--- START ---
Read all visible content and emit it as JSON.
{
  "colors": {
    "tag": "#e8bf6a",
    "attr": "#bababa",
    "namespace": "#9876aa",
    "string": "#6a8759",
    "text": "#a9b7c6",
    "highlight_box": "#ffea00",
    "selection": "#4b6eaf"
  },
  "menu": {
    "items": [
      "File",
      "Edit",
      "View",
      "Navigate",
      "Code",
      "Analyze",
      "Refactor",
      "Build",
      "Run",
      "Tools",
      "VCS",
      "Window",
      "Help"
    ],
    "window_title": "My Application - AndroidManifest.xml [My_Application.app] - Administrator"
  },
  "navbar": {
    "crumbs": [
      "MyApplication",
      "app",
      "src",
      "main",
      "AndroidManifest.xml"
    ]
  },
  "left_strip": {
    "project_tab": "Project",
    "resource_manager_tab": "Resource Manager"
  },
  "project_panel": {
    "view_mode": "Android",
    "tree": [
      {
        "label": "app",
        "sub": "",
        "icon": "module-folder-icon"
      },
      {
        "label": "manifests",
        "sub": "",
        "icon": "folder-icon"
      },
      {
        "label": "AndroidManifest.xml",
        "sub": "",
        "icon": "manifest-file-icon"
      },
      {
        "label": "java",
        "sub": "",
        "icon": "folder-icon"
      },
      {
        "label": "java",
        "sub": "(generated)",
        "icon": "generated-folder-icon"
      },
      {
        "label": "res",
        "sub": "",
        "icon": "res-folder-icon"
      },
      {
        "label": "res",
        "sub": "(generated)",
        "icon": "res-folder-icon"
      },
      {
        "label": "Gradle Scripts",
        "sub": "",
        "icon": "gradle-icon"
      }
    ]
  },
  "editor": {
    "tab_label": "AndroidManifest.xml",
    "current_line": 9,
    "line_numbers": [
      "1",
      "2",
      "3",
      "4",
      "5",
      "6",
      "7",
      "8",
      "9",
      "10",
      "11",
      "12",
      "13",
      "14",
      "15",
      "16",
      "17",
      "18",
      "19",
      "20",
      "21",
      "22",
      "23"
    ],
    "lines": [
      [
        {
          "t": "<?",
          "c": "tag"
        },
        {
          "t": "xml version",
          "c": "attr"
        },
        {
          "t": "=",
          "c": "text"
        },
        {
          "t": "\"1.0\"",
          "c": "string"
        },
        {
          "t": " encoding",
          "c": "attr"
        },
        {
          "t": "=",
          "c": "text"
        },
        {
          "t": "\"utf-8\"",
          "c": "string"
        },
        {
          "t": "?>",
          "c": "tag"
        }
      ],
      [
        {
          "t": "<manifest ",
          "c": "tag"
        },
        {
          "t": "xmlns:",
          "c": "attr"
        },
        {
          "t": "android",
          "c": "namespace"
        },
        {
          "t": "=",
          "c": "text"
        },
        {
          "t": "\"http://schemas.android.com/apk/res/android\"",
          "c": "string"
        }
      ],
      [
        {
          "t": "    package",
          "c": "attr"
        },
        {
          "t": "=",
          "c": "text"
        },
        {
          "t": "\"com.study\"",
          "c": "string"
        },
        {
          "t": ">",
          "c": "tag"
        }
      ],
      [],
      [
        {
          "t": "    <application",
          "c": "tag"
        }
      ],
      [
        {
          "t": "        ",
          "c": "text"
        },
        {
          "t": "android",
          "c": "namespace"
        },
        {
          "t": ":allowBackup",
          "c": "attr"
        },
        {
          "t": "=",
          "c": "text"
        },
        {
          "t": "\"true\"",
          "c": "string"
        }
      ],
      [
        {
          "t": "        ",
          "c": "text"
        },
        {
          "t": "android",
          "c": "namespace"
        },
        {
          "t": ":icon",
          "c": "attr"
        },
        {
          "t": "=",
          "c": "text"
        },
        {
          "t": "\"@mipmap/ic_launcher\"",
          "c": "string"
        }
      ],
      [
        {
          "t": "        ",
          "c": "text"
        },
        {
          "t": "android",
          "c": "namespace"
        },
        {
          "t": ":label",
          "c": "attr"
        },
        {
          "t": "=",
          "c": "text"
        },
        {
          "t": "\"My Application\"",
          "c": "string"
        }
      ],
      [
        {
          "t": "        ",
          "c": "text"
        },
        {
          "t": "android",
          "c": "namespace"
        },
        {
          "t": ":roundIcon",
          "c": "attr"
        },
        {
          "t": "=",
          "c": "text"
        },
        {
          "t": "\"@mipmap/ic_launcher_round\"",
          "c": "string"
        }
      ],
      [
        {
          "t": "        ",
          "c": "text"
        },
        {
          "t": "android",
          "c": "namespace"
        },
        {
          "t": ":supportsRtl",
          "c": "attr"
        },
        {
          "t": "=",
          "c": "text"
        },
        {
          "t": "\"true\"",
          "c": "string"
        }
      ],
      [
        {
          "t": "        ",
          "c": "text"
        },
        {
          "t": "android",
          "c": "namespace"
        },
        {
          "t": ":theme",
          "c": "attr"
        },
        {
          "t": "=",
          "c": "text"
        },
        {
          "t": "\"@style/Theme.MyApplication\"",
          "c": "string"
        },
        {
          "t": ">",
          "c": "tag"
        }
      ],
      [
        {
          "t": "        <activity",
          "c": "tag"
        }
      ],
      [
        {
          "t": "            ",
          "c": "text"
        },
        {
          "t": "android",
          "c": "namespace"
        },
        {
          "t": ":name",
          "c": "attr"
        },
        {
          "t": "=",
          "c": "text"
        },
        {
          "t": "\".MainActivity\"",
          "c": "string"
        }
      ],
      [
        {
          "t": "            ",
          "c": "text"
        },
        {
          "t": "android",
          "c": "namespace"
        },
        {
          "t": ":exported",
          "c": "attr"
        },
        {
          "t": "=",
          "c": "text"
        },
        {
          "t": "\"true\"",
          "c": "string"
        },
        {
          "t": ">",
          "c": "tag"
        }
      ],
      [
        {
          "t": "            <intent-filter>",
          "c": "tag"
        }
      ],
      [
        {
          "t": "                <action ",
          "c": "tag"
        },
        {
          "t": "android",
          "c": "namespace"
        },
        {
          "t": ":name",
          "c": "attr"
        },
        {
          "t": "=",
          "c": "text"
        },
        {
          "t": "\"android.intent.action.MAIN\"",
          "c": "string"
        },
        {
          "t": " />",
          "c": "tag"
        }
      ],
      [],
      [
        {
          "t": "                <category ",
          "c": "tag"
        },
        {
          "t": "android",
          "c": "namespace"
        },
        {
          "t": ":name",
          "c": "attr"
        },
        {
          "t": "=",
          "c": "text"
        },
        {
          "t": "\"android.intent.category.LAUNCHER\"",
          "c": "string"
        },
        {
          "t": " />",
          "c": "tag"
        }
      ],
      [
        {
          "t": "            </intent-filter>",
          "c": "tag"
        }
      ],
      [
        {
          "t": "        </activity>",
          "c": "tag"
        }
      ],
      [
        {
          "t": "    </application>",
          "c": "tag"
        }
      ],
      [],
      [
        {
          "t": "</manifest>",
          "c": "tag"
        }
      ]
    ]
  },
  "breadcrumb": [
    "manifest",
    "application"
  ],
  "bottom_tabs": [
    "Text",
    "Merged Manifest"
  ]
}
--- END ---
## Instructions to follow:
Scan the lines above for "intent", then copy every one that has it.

## Result for this task:
          "t": "            <intent-filter>",
          "t": "\"android.intent.action.MAIN\"",
          "t": "\"android.intent.category.LAUNCHER\"",
          "t": "            </intent-filter>",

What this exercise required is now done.